This section of the book is from the "Introduction To Public Finance" book, by Carl Copping Plehn.
The general property tax consists of a number of different parts which are best considered separately.
1 See Chapter VII. for shifting to foreigners.
2 See pp. 140 ff., and p. 177.
Such a separation is legitimate since the tax falls apart in the practice of assessment. It falls naturally into at least two great divisions, a tax on real estate and a tax on personal property. The tax on real estate may be regarded as of two parts, a tax on land and a tax on buildings. In the general property tax, the tax on land is assessed according to the selling value. When the land is used for agricultural purposes the incidence of the tax lies between the owner and the user of the commodities produced.1 Can the owner shift the tax to the consumer ? If this happens, it means a rise in prices which again means an extension of the margin of cultivation, marginal lands being untaxed, as having no price, or less heavily taxed. But such a rise in price may affect consumption and lessen the demand at the same time that it tempts to the creation of a new supply, thus inducing a fall in prices. But as cultivators of land do not readily withdraw from their position, those on or near the margin of cultivation will suffer severely, but will generally hold on until their profits are gone, often until they are ruined. The conditions under which agricultural products are sold to-day are beyond the control of any one set of producers. The full burden of the taxes upon agricultural land, therefore, falls upon the farmers.

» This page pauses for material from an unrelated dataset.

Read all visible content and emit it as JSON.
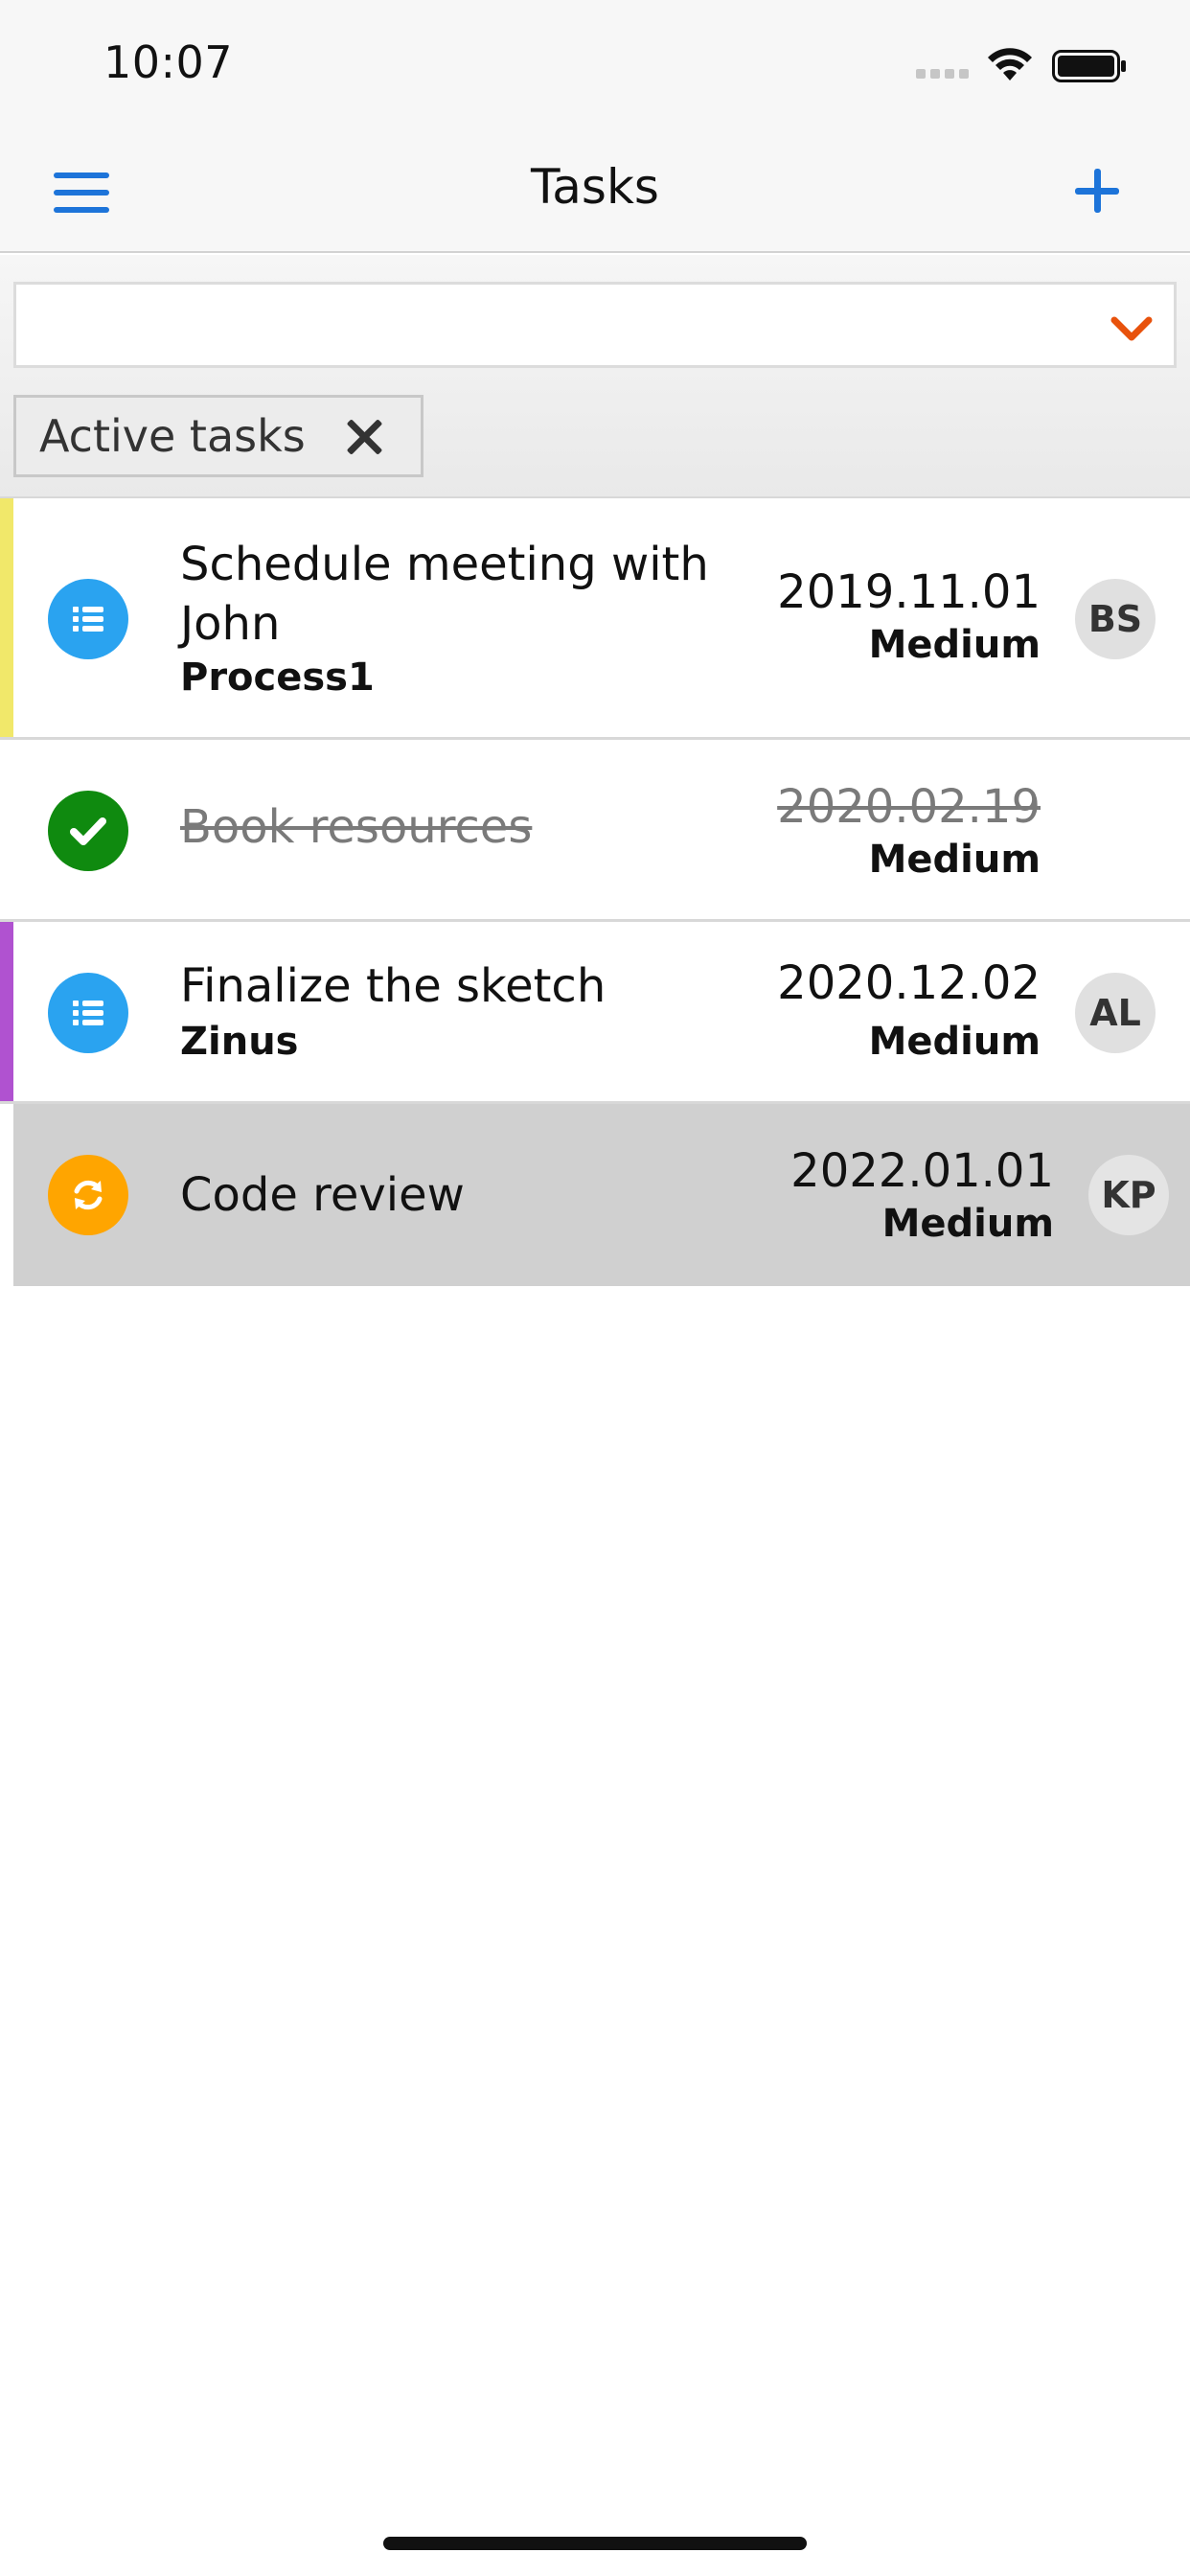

1 For America, the tenant may be considered as a consumer of utilities, residence, etc. ; so few farms, or productive lands, are rented that they need not be considered.
In the United States, inasmuch as the farmers are seldom the owners of any considerable amount of untaxed personal property, they bear far more than theirproportionate share of the commonwealth taxes and often also of the local taxes.
When land is used for other purposes than agriculture, it is generally best considered in connection with the buildings on it. The incidence of the general property tax on houses and the land they occupy will vary from locality to locality with the demand for such houses and the supply. Houses cannot be readily torn down or fundamentally altered without great loss: consequently if the supply of rentable houses is larger than the demand, the tax on the buildings will fall wholly on the owner. It can be shifted to the tenant only when the supply of houses is very limited. In America these two cases are both frequently illustrated.
The incidence of that part of the general property tax which is assessed upon personal property or upon invested capital is very difficult to trace. If the tax were well and universally assessed upon all such capital, it could not, regularly, be shifted from the owner at all. There is no free field for this capital to invade. But when the tax is evaded by a considerable proportion of the capital, then the tax can be shifted to the borrower and will be so in the main.1
It will be seen even from this brief statement of the facts of shifting concerning the general property tax that the incidence is different from the intended incidence wherever that tax fails of forming a complete system.